Report every line in the records below that holds the word "dotnet".
○ ○ ○ ○ ○ ○ ○
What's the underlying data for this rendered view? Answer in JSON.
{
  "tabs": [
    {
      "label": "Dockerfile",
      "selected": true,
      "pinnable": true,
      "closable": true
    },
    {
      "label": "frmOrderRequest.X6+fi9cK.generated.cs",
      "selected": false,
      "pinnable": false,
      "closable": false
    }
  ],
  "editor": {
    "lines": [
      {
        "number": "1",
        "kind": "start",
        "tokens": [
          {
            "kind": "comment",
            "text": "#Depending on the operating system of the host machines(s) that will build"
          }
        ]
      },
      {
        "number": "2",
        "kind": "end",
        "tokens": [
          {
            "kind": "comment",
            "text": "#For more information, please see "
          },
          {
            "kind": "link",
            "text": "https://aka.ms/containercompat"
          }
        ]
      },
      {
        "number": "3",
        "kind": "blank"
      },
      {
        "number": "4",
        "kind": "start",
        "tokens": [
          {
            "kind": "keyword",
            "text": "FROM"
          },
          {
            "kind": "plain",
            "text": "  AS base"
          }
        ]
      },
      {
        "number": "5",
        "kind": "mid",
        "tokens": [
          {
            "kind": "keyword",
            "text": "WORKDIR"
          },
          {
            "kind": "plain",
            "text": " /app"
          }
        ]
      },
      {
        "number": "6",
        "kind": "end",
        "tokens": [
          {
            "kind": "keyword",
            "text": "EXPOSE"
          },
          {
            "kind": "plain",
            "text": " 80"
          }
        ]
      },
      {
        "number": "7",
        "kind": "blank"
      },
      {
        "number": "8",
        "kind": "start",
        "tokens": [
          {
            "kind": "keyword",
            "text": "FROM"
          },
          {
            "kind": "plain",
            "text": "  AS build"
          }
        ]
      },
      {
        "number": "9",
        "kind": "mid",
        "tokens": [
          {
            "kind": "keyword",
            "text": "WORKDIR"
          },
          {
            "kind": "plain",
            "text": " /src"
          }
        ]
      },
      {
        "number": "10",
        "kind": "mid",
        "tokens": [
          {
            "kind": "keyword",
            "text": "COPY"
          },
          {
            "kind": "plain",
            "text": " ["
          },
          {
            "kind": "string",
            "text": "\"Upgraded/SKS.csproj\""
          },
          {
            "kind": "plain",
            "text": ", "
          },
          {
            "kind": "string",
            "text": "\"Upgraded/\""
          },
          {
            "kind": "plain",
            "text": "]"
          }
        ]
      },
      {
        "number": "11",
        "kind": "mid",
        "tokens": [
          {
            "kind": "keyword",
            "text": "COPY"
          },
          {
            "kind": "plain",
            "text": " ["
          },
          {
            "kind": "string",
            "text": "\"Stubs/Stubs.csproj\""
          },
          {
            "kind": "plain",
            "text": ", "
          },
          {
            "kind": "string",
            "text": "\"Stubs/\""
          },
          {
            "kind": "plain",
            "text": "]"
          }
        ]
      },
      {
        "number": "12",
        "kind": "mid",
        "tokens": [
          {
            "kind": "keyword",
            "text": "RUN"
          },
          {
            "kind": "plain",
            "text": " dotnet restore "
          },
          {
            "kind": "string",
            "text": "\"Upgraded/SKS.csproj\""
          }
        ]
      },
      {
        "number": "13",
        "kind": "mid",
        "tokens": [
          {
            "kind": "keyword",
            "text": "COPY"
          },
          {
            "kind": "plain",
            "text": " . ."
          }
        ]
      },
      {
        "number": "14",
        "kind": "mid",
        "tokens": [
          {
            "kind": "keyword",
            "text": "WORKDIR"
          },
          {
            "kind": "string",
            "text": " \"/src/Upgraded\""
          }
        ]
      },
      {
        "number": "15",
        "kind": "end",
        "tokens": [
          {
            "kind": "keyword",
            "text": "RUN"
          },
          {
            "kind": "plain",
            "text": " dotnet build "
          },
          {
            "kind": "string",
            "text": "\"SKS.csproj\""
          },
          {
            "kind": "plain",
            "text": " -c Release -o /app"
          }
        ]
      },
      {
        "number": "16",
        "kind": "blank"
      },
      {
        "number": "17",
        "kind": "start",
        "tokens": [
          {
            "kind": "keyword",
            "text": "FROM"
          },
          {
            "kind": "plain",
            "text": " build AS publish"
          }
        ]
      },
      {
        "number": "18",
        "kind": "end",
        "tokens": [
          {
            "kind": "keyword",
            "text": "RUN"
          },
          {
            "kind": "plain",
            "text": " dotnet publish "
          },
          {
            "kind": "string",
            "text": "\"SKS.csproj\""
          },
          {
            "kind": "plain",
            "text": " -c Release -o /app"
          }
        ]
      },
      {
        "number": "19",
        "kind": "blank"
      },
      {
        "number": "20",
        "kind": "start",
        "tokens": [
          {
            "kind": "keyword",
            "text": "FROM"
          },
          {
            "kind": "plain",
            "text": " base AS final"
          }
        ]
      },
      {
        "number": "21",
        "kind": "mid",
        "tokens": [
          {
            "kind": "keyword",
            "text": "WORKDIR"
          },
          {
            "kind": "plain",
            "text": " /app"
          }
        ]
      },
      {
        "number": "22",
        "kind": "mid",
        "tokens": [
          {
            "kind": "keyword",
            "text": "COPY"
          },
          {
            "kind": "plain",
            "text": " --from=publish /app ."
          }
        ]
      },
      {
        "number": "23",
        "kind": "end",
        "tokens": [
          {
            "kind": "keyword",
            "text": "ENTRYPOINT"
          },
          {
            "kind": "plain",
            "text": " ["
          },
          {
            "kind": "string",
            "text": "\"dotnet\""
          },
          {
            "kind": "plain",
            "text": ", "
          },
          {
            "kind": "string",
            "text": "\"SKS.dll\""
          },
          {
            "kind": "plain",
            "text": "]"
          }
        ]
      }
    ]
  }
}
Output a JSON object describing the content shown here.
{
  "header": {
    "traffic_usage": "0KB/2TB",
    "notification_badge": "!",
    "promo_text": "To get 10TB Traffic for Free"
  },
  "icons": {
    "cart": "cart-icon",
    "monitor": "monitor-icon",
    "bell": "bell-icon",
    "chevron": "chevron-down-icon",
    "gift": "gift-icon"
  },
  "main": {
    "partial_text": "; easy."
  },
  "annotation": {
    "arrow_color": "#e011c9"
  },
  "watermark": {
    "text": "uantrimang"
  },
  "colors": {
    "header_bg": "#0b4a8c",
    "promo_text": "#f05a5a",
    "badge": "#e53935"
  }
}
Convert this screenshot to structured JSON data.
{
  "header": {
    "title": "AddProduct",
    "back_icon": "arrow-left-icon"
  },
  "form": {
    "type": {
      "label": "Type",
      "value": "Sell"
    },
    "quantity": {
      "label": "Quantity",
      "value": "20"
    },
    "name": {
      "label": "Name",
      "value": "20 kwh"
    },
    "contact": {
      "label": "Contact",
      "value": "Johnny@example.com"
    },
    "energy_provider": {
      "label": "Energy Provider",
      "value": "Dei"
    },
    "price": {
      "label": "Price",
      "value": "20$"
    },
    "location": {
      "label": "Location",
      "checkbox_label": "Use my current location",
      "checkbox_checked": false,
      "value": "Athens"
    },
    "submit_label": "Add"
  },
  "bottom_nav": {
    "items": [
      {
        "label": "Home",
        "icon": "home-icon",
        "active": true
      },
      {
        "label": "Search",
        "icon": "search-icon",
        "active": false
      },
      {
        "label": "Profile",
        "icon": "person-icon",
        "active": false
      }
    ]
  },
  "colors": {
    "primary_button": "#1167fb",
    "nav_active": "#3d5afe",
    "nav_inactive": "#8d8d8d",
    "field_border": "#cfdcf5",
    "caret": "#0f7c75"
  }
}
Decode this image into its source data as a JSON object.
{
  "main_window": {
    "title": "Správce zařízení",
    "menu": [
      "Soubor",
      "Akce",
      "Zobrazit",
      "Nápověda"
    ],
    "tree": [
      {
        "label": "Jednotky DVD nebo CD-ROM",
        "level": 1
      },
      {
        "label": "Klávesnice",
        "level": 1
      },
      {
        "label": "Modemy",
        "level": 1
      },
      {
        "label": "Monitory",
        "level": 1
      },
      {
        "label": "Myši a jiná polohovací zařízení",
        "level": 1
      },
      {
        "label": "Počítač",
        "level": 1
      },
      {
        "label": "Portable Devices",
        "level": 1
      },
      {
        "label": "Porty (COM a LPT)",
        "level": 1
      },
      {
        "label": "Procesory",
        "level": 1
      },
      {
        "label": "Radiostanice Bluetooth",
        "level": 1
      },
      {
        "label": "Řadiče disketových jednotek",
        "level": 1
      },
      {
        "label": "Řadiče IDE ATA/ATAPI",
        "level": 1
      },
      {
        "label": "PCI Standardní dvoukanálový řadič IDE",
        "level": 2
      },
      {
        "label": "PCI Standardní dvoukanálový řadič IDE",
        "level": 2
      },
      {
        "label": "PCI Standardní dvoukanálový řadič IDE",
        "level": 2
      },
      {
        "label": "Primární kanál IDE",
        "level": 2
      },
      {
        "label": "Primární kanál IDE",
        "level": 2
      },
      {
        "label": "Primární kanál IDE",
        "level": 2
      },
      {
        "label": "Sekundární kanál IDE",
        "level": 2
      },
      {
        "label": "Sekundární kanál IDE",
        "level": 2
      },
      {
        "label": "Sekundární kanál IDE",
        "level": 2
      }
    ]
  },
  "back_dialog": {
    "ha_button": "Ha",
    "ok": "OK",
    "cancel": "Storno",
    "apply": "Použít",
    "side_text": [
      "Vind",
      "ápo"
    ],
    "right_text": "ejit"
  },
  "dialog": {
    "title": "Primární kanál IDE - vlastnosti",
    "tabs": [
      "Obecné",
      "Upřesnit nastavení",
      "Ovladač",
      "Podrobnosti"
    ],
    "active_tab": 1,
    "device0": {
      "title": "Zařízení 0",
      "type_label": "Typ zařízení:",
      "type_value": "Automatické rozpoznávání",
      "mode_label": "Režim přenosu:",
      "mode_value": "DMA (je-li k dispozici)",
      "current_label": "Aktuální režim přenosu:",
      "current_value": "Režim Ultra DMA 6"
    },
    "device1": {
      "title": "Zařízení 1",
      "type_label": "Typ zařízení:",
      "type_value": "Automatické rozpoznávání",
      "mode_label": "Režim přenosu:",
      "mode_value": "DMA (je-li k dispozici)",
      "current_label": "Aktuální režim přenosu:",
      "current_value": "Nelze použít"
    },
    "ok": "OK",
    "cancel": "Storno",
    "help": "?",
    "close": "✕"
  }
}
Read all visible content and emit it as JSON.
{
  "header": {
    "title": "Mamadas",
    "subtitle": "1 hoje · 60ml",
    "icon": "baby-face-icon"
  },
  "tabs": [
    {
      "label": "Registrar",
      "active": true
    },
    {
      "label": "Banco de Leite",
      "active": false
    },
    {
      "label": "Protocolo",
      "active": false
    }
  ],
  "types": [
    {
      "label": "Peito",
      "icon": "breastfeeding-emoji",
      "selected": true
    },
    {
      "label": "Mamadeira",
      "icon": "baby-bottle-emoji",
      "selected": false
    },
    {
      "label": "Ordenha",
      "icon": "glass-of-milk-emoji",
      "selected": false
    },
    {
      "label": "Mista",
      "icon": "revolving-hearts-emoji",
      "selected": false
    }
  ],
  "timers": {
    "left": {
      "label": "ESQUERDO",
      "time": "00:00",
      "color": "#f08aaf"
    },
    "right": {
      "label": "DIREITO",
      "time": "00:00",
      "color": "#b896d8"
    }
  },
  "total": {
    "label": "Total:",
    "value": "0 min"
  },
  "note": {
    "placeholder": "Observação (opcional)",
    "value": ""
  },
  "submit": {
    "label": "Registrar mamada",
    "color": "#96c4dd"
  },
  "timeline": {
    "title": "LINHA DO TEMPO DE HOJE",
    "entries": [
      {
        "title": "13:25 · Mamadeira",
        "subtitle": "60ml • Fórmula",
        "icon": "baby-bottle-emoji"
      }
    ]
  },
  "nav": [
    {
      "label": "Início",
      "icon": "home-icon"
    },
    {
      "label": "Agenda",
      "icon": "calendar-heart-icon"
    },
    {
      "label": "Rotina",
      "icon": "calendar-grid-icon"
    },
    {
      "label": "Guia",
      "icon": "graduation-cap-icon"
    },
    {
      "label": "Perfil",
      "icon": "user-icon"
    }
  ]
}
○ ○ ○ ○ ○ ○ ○
- **TASK RESPONSE**:
            "text": " dotnet restore "
            "text": " dotnet build "
            "text": " dotnet publish "
            "text": "\"dotnet\""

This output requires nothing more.